Why I left my glamorous job

Twenty years from now, you will be more disappointed by the things you did not do than by the ones you did do.  So throw off the bowlines.  Sail away from the safe harbor.  Catch the trade winds in your sails. Explore. Dream. Discover.

Mark Twain   

Call it the 7-year itch because in a month’s time, I will be saying goodbye to my 7-year old career as corporate training officer for a public corporation.  I may have what most people would consider an enviable job given the perks that goes with it– generous paycheck, quarterly bonuses, car plan, housing plan, a dedicated parking slot, clothing allowance, top-of-line healthcare plan, and bonuses of up to 1xth month pay.  It was no surprise then that when I told some people about my jumping ship, they considered me a fool.  Who in his right mind would want to give up a life in Utopia?

What are you willing to give up to go up?

I was never your Average Joe.  I hate being average or normal or pedestrian for that matter.  I am always stubborn and arrogant.  I am restless. I am ambitious.  I know that I am destined to be great, and that I can never personify or achieve such greatness while trapped in my own Utopia, comfortably sitting on my executive chair in an air-conditioned office facing my flat screen monitor inside my well-appointed cubicle.  These are my faults and I am proud to have these virtues running in my veins.  To go up, to achieve greatness, I must give up the things that although provides for my own instant gratification, would in the long run become the very hindrance to my own self actualization.


Life is a cycle.  If I will not leave now, I will miss the next one.

And if I do not leave now, I am afraid that I would not have the capacity to find any reason or courage in the future to leave.  I will rot and I will die.  If I am no longer learning any thing  new, or does not push myself to the wall with exciting, challenging, never-done-before endeavors, then I am not growing anymore.  Life is too short, I shall not waste it.

I am giving up stability over uncertainty.  I am giving up security over my own freedom.  Freedom to chart my own destiny, freedom to allow myself the full benefits of the mysteries that surround life in general.  Freedom to learn and to unlearn.  Freedom to become what I wanted to be.  Security on the other hand, and quite paradoxically is constricting, suffocating and stymying.  It secures your body but imprisons your spirit.  It kills your ability to dream big dreams.  It annihilates the greatness in us.

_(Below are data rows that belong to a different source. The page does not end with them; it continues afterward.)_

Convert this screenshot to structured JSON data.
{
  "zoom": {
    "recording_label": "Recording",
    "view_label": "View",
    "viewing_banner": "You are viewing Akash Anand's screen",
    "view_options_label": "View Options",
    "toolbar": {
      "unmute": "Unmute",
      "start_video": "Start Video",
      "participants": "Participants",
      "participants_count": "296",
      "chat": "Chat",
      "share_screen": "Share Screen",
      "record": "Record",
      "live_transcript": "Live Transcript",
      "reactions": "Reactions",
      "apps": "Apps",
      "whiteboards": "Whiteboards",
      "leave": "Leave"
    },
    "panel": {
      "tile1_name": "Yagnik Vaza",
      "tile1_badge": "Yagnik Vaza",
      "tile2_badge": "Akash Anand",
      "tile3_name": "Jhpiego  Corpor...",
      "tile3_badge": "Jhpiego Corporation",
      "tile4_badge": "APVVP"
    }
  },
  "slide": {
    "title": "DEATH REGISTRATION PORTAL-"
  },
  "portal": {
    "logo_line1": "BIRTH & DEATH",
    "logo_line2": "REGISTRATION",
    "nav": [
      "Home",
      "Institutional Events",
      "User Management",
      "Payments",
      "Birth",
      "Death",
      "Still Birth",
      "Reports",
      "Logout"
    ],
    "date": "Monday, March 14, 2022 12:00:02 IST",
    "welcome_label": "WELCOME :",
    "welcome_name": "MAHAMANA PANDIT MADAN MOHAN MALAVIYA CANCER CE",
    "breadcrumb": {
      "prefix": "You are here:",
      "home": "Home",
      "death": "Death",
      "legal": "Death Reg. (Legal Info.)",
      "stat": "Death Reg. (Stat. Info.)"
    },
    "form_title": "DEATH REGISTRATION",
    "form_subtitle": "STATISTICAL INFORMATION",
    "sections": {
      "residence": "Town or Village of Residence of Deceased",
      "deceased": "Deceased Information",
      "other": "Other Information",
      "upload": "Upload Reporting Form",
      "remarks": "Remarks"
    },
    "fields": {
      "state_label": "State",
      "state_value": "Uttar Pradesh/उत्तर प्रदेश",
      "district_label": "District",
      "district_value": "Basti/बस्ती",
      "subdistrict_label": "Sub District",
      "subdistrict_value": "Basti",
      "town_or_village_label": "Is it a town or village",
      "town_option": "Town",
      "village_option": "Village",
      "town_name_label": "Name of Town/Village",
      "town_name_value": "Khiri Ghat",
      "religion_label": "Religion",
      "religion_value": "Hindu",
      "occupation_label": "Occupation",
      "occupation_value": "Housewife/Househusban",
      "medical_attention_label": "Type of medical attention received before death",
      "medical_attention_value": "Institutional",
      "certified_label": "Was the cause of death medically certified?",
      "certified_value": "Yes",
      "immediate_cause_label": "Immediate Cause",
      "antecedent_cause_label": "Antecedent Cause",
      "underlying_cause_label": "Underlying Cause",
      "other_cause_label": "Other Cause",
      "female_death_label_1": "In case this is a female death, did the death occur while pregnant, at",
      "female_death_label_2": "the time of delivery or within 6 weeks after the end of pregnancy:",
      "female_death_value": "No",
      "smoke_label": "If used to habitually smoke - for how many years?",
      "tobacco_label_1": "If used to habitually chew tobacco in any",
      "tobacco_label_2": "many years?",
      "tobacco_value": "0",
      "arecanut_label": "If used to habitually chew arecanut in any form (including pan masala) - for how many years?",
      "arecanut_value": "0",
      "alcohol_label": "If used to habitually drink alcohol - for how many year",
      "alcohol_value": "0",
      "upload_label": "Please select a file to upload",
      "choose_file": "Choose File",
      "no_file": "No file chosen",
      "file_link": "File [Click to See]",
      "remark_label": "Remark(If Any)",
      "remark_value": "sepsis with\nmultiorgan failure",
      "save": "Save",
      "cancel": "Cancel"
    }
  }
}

APTOPIX Germany Athletics Worlds

I am a big fish in a small pond, not anymore.  I’m taking one step backward only to gain a momentum for the big jump into the big pond.



I paid the government P116,065.00 in personal income tax last year.

That’s a hold-up amounting to at least two or three months salary, and it goes puff! like a burst bubble.  I didn’t even had the chance to get hold of the money I paid, just so I can say, “dumaan lang sa palad ko“.

Income taxes are withheld from source.  In my case, as in the case of many other employees, my employer deducts a portion of my salary each pay day as my tax due to the government. 

Robert Kiyosaki was right when he said that people in the E (employment) quadrant pays first the government before they pay themselves.  In contrast to the rich people, or those who are in the B (Big Business) quadrant, who pays themselves first before they pay the government.

Our tax structure is very much skewed in favor of corporations.  Business owners can charge their lunch, dinner, recreation, vacations, gadgets and whatnots to their company’s expenses.  The more they spend, the less corporate income tax they pay.  The formula for computing corporate income tax, in its simplest form is: revenue less expenses equals net profit.  Thirty one percent of the net profit goes to the government as tax.

Did you get my point then?  Business owners are taxed after they have paid themselves with all the luxuries they can afford.  They can even declare a net loss just by spending every penny they earn so they wouldn’t have to pay taxes. 

Meanwhile, salaried workers are taxed even before they get their monthly paycheck.  And it does not stop there.  We are also taxed every time we buy clothes, eat out,  fill up our gas tank, watch a movie, ride an airplane, etc. 

Terrible, you might say but that is just the way it is.  The middleclass runs our economy because most middleclass are employees and it is from employees that taxes are collected almost sweat-free.

We are in a rat race.  We work our butt like there is no more tomorrow, drain our body and mind, beat deadlines like hell all in the name of what– a promotion that comes seldom and sporadically?  a raise just to be taxed some more?  an illustrious career?  Is it worth it?

The solution I believe, is to find a way out of the rat race.  To do that, we must change our mindset and learn to think like a rich man.  The first step is to ensure that we are financially literate.

More about financial literacy on my next post.